Using the information provided above what can you conclude about $f(x)$ (if anything)? Can you infer that $f(x)$ is linear?

Thank you : )

andrewkirk
Homework Helper
Gold Member
The role of ##Q## and ##y## in this equation is unclear.
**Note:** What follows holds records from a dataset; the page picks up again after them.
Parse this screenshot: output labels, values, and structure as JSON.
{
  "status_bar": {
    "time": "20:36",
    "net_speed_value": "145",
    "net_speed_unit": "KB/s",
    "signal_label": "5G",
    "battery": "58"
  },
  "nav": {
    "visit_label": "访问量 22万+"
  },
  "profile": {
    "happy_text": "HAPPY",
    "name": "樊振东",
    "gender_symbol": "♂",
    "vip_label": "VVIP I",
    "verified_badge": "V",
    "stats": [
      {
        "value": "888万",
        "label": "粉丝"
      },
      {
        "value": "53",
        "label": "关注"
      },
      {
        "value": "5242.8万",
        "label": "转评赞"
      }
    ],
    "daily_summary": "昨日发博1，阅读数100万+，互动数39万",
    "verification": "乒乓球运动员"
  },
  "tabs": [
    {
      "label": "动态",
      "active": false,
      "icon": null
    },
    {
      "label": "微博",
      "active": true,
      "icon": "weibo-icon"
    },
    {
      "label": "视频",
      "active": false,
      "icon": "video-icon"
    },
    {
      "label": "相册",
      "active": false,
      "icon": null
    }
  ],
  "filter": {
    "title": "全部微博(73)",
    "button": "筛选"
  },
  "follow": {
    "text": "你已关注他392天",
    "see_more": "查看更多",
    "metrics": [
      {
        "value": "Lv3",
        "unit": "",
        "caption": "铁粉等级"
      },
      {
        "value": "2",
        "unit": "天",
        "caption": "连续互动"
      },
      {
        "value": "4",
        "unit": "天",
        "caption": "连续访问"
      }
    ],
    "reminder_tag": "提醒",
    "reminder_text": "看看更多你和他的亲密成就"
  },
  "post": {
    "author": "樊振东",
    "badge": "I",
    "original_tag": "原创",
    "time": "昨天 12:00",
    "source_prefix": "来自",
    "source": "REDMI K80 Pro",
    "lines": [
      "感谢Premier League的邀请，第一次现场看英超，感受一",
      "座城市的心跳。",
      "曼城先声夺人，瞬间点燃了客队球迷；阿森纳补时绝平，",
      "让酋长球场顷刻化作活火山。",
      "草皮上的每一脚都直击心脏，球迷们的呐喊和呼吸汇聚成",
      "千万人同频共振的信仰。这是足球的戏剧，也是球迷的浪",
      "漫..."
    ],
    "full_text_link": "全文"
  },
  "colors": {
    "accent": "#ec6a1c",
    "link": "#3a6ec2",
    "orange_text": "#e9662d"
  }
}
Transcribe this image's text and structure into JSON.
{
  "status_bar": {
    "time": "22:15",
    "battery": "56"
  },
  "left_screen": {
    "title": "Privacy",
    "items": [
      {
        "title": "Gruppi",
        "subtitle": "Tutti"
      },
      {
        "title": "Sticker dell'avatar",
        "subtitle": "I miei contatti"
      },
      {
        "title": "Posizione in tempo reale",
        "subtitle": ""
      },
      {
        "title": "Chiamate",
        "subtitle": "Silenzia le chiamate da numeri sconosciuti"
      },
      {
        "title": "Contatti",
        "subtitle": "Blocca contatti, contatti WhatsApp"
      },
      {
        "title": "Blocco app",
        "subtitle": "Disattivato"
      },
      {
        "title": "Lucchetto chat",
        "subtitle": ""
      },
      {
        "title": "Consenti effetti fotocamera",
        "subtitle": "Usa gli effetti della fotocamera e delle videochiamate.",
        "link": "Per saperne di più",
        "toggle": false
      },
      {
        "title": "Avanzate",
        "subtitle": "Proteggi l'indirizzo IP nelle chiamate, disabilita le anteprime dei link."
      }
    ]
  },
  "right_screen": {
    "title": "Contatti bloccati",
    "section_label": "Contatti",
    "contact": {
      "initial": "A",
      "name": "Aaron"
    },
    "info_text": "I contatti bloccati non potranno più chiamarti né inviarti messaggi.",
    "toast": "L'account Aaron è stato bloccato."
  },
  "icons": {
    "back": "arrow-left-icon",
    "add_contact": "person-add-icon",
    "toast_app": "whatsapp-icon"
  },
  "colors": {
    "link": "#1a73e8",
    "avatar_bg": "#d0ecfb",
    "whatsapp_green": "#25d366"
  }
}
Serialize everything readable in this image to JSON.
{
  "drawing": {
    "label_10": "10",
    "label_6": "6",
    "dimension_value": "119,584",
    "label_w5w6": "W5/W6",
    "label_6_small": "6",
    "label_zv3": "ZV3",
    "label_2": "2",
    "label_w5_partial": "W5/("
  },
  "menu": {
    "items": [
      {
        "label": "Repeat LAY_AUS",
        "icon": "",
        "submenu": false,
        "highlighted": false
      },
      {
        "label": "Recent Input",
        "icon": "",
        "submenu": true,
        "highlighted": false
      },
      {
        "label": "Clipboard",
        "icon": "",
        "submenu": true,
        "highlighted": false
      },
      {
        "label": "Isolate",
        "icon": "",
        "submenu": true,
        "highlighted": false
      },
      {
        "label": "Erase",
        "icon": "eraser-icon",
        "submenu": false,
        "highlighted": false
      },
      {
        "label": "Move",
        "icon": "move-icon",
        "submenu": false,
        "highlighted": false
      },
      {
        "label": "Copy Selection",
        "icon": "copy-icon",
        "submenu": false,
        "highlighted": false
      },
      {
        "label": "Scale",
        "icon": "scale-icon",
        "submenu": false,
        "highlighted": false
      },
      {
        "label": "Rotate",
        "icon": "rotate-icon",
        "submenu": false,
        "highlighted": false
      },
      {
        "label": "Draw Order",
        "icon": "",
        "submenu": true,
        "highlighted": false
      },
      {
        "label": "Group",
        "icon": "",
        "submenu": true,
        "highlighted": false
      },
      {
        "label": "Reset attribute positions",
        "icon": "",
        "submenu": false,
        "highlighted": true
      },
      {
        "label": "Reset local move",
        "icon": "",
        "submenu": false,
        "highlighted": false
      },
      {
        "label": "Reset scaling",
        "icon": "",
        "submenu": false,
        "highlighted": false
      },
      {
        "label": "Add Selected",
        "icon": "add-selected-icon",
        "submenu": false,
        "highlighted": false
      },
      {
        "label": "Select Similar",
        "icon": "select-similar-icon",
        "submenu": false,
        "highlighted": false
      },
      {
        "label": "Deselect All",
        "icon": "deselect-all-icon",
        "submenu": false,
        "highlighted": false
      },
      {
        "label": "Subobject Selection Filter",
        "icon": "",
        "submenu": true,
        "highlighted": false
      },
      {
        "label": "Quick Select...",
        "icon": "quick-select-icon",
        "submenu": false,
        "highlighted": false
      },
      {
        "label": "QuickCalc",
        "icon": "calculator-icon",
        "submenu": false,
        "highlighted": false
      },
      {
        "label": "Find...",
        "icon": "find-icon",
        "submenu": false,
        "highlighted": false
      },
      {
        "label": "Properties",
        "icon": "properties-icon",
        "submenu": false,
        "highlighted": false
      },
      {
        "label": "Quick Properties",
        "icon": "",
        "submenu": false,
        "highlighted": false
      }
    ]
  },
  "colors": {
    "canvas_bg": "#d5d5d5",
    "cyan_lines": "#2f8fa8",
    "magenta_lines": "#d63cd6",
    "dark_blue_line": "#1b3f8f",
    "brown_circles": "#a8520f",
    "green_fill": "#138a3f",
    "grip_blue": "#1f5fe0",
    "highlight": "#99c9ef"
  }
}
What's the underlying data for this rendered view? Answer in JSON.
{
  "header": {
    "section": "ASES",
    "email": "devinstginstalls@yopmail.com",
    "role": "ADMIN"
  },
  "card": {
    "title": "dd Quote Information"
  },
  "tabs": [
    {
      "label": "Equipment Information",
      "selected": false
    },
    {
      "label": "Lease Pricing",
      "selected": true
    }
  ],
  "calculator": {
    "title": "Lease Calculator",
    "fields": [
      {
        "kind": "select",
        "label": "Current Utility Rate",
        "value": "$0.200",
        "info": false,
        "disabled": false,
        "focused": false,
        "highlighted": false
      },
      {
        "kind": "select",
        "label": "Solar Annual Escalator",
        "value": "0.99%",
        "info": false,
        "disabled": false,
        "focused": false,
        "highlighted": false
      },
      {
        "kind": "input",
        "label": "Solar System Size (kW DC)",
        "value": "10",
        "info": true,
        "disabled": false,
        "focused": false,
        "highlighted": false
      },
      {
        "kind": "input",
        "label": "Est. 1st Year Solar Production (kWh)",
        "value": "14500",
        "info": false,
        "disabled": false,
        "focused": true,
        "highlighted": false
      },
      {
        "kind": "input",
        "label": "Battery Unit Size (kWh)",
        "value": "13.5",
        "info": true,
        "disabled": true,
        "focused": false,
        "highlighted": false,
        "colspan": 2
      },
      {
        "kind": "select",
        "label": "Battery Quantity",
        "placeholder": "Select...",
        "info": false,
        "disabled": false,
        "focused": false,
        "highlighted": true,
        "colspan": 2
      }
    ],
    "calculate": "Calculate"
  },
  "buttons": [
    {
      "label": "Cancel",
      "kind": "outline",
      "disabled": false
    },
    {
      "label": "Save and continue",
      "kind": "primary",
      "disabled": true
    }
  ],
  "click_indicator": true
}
The most natural interpretation, which I will adopt, pending clarification, is that the equation is implicitly prefixed by ##\forall y## and ##\forall Q##. If so then the equation is equivalent to the simpler equation (writing ##u## for ##Qy##):

$$\forall u:\ H \langle f(x),u\rangle=0$$
where ##H## denotes the Hessian operator.

This in turn can be written:
$$\forall u\forall i:\ \sum_j\sum_k u_k\frac{\partial}{\partial x_i\partial x_j}f_k(x)=0$$

By letting ##u## be each of the basis vectors in turn, we can get:
$$\forall i\forall k:\ \sum_j\frac{\partial}{\partial x_i\partial x_j}f_k(x)=0$$

Note that there are ##m## separate Hessian matrices involved here, indexed by ##k## in this formula. The formula tells us that, in each such matrix, all row sums are zero. I think that will make each Hessian singular, but they need not be zero. For instance we could have a Hessian ##\pmatrix{1&-1\\-1&1}##.

So there can still be curvature (ie ##f## is not necessarily linear) but there would be some sort of constraining relationship within that curvature.

• perplexabot
Gold Member
The role of ##Q## and ##y## in this equation is unclear. The most natural interpretation, which I will adopt, pending clarification, is that the equation is implicitly prefixed by ##\forall y## and ##\forall Q##. If so then the equation is equivalent to the simpler equation (writing ##u## for ##Qy##):

$$\forall u:\ H \langle f(x),u\rangle=0$$
where ##H## denotes the Hessian operator.

This in turn can be written:
$$\forall u\forall i:\ \sum_j\sum_k u_k\frac{\partial}{\partial x_i\partial x_j}f_k(x)=0$$

By letting ##u## be each of the basis vectors in turn, we can get:
$$\forall i\forall k:\ \sum_j\frac{\partial}{\partial x_i\partial x_j}f_k(x)=0$$

Note that there are ##m## separate Hessian matrices involved here, indexed by ##k## in this formula. The formula tells us that, in each such matrix, all row sums are zero. I think that will make each Hessian singular, but they need not be zero. For instance we could have a Hessian ##\pmatrix{1&-1\\-1&1}##.

So there can still be curvature (ie ##f## is not necessarily linear) but there would be some sort of constraining relationship within that curvature.
Hmmm. I find your post interesting. I do not understand how you achieved your equations. Maybe my question was badly worded, or maybe I have truncated too much information from the question. Your final answer, f not necessarily being linear, is what I also think. Would it be wise to link or post the paper of which my question stems from? It has something to do with taking the hessian of the log of a multivariate normal distribution.

Thank you for your help : )